The majority of food allergen recalls are caused by preventable labeling errors, according to a recent analysis of recall data for U.S. Food and Drug Administration (FDA)–regulated products. Additionally, milk remains the top major food allergen implicated in major food allergen recalls.
The study included recall data for fiscal years 2013–2019, during which time there were 1,471 food allergen and gluten recalls. The data was collected from FDA’s Recall Enterprise System (RES). Every recall recorded in RES requires a health hazard evaluation (HHE) and recall classification (Classes I, II, and III) to indicate the relative degree of health hazard presented by the product being recalled.
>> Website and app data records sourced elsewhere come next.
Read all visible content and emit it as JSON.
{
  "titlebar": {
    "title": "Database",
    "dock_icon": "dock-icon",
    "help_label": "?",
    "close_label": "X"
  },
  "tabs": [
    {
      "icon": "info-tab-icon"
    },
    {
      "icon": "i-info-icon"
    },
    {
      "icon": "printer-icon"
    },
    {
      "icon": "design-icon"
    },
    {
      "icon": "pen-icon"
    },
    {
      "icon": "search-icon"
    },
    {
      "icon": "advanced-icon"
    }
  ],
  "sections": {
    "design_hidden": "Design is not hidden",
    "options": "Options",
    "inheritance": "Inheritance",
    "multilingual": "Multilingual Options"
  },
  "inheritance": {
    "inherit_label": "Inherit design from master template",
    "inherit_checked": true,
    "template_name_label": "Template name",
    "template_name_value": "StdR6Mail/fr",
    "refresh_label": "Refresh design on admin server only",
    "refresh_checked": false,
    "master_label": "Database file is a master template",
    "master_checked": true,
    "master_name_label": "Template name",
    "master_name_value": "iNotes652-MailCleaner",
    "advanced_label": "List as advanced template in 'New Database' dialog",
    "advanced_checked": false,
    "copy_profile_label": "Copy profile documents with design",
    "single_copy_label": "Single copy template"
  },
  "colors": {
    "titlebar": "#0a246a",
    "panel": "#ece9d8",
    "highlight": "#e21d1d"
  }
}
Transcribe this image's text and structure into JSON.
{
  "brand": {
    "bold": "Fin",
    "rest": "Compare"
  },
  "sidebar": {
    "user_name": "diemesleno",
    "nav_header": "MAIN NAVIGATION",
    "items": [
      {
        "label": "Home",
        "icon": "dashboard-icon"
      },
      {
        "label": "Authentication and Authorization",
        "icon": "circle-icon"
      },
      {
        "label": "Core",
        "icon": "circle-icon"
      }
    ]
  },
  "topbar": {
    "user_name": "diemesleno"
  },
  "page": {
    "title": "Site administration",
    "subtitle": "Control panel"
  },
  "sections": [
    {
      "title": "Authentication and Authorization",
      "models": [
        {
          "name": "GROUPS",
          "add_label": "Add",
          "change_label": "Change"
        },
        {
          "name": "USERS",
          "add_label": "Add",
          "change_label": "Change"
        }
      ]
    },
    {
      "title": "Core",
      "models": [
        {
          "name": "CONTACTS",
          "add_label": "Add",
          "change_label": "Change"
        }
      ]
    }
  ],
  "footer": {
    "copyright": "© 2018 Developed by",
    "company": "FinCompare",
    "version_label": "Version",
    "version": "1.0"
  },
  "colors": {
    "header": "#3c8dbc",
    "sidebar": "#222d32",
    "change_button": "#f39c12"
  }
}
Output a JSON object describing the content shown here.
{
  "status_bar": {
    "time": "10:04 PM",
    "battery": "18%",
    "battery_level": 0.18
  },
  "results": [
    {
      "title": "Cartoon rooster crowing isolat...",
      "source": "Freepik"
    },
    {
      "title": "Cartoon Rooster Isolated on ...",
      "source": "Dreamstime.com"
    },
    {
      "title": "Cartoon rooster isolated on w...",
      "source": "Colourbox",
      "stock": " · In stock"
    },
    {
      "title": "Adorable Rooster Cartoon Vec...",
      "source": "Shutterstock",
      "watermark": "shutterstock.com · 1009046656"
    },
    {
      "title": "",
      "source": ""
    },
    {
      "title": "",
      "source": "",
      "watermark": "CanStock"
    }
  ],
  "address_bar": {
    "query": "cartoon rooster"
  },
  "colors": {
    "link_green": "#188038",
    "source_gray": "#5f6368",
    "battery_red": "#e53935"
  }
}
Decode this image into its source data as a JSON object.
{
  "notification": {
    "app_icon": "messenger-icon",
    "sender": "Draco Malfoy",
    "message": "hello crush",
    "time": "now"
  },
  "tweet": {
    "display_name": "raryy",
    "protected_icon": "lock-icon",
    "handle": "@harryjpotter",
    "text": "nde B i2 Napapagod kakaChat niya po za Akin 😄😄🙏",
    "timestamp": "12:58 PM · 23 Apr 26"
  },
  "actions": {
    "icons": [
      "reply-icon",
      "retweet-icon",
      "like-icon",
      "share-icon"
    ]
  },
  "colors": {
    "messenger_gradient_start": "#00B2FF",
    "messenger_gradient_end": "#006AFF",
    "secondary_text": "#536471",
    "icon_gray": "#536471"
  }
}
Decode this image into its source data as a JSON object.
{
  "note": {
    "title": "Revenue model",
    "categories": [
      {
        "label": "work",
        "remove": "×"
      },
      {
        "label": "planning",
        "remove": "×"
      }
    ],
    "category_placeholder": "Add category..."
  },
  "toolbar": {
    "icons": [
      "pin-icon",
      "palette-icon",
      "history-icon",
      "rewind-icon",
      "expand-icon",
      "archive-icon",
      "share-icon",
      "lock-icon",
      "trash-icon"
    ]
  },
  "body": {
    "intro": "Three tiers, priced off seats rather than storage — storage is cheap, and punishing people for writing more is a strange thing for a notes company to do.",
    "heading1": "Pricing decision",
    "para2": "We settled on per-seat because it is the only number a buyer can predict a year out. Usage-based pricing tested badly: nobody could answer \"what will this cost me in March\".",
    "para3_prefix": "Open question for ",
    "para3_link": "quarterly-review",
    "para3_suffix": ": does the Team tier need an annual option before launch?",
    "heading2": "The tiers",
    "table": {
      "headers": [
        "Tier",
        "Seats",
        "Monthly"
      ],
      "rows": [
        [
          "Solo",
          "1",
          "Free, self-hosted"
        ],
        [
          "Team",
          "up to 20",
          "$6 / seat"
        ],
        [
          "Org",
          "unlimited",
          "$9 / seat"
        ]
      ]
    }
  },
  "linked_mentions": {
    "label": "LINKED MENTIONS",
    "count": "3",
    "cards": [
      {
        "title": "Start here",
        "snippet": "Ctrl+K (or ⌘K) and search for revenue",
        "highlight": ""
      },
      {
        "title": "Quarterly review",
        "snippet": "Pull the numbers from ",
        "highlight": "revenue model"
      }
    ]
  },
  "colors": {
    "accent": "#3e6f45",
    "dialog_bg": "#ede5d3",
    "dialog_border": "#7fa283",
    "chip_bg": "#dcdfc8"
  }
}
Class I recalls involve a product that poses reasonable probability of serious adverse health consequences or death; Class II recalls pose a remote probability of serious or temporary adverse health consequences; and Class III recalls are not likely to cause adverse health consequences.
Of the 1,471 total recalls, 1,415 recalls were due to major food allergens, 34 recalls were due to gluten-free labeling violations, and 23 recalls involved other allergens. In general, recalls due to major food allergens increased during the study period, with a peak incidence rate in fiscal year 2017.
Major food allergen recalls were classified as 51.2 percent Class I, 45.5 percent Class II, and 3.3 percent Class III. A majority of the recalls involved one allergen (78.8 percent). Milk was the most common major food allergen involved in major food allergen recalls (37.5 percent), followed by soy (22.5 percent) and tree nuts (21.6 percent). Almond, anchovy, and shrimp were the most common allergens recalled within the major food allergen groups of tree nuts, fish, and crustacean shellfish, respectively.
About 97 percent of major food allergen recalls involved one product category. Bakery items were the most commonly implicated food category in recalls (31.5 percent), followed by snack foods (12.1 percent), candy (10 percent), dressing (8 percent) and dairy (7.9 percent). Labeling-associated errors accounted for 71.1 percent of the 914 major food allergen recalls with known root causes. Another 23.4 percent of the recalls with known root causes were caused by cross-contamination.
The 2015 “Current Good Manufacturing Practice, Hazard Analysis, and Risk-Based Preventive Controls for Human Food” rule (21 Code of Federal Regulations (CFR) Part 117) defines preventive allergen controls including labeling requirements. In comparison to 21 CFR 117, 76.8 percent of major food allergen recalls with a known root cause were likely due to inadequate label controls, the study found. Specifically, of the 893 recalls with labeling-related root causes, adequate label content controls could have prevented 63.5 percent of recalls, while adequate label management controls could have prevented the other 36.5 percent of recalls. The findings suggest that food manufacturers should pay close attention to ensure adequate allergen label controls are in place to protect public safety and prevent food allergen recalls.